(Collection entries)
[Start of section]

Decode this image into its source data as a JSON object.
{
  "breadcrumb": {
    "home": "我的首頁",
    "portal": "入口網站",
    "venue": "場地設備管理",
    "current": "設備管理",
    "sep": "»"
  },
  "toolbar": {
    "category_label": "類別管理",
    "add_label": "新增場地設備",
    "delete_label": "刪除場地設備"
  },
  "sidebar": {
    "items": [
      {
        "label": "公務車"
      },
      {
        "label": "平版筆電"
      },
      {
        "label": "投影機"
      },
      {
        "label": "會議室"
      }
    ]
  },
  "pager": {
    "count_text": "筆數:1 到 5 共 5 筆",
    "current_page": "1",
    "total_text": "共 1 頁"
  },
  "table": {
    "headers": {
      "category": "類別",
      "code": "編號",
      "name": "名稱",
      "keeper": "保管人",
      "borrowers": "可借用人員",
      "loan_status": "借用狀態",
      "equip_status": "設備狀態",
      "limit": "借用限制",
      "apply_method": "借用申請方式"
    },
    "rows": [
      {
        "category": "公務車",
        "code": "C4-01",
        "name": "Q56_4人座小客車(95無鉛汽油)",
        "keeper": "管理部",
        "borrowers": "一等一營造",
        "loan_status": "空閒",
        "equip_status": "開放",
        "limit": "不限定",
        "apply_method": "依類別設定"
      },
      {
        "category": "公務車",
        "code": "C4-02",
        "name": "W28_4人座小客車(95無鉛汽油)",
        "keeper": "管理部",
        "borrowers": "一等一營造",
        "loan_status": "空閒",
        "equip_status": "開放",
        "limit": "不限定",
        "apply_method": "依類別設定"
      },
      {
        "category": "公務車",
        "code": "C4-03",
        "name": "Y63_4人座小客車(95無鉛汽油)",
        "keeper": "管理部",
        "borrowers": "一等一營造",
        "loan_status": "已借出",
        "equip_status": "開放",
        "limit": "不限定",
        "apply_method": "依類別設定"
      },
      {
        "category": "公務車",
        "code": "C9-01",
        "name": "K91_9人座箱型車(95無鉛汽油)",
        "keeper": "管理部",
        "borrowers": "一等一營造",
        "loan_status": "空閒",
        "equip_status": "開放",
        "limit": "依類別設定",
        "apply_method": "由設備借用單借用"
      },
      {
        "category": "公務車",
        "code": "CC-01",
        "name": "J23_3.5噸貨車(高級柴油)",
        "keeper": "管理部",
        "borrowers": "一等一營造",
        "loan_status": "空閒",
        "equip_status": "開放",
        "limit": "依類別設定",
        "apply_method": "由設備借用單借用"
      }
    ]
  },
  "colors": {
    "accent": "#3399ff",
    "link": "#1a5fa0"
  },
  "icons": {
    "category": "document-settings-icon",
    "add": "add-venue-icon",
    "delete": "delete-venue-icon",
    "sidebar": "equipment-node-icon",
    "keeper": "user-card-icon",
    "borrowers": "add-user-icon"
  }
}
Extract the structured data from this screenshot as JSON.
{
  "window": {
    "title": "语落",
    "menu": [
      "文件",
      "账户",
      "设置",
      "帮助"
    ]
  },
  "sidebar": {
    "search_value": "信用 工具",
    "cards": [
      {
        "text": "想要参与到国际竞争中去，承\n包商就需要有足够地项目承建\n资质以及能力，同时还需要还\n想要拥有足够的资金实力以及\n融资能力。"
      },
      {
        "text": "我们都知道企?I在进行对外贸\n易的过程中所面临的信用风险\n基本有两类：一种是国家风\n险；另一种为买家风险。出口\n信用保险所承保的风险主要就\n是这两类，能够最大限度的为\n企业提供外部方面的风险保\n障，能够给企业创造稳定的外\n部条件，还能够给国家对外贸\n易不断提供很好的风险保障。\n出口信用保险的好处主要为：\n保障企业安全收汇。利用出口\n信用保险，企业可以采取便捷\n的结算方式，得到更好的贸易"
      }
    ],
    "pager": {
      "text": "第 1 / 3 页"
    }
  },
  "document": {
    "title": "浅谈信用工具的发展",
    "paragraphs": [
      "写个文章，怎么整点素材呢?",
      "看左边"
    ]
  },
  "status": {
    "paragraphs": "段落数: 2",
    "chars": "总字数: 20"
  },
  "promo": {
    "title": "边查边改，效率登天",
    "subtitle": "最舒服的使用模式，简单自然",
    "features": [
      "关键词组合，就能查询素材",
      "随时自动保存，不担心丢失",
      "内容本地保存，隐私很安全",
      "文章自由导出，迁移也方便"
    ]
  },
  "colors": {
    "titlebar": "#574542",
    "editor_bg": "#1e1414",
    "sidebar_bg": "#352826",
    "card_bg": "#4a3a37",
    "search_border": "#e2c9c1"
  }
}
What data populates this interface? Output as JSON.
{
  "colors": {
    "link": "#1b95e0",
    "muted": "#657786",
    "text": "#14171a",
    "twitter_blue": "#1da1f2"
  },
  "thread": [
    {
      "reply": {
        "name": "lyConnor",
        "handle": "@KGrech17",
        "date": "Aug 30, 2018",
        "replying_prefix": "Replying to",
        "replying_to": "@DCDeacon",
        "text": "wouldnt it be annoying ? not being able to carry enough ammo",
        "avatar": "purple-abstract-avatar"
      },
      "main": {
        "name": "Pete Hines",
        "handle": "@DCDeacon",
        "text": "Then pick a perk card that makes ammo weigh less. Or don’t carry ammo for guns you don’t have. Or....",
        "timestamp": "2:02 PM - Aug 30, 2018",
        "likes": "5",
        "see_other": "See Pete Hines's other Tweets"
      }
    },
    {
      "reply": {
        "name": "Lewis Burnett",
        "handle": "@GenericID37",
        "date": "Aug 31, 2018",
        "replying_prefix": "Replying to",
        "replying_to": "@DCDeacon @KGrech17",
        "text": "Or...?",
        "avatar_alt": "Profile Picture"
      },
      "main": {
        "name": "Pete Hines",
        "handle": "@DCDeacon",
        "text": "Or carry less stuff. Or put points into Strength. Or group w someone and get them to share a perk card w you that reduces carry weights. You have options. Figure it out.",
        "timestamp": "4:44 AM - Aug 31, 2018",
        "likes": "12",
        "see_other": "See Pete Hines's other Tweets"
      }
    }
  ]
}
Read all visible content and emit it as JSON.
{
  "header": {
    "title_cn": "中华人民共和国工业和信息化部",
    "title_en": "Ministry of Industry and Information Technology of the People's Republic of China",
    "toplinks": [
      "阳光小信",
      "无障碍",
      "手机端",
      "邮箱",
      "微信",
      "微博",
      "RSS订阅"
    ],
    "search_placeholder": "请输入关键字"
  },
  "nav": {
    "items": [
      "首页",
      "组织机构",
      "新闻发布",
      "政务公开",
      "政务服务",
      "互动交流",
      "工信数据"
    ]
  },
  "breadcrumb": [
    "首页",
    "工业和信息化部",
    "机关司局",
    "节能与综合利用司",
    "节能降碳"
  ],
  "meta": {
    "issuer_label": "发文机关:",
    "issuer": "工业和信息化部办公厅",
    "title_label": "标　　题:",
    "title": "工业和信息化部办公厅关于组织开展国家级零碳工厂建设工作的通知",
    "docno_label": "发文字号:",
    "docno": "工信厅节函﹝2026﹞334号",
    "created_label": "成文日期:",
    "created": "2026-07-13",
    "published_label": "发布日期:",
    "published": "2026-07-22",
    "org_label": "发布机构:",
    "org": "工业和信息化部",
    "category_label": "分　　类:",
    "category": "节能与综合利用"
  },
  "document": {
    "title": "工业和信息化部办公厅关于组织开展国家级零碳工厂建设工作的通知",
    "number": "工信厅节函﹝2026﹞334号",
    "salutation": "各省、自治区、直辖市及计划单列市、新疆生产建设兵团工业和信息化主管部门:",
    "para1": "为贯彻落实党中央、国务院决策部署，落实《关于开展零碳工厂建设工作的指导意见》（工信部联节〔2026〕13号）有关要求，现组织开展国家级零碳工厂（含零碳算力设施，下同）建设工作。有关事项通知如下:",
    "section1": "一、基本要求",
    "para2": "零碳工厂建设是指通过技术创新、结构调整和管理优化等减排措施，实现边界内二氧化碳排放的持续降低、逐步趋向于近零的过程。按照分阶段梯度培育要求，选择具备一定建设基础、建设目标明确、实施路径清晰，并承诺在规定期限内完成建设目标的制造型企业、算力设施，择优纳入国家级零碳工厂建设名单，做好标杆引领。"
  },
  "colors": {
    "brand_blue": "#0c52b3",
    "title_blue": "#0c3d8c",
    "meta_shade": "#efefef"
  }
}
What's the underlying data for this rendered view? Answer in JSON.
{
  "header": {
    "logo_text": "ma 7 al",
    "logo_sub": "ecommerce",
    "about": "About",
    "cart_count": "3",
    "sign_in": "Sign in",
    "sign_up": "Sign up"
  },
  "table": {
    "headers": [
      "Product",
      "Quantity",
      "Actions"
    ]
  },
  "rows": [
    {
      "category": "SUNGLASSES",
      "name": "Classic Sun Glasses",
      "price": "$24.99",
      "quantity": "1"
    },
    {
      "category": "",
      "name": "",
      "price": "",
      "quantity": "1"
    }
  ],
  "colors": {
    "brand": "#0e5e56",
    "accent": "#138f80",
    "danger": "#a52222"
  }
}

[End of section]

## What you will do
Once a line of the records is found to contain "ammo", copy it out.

## Solution below
        "text": "wouldnt it be annoying ? not being able to carry enough ammo",
        "text": "Then pick a perk card that makes ammo weigh less. Or don’t carry ammo for guns you don’t have. Or....",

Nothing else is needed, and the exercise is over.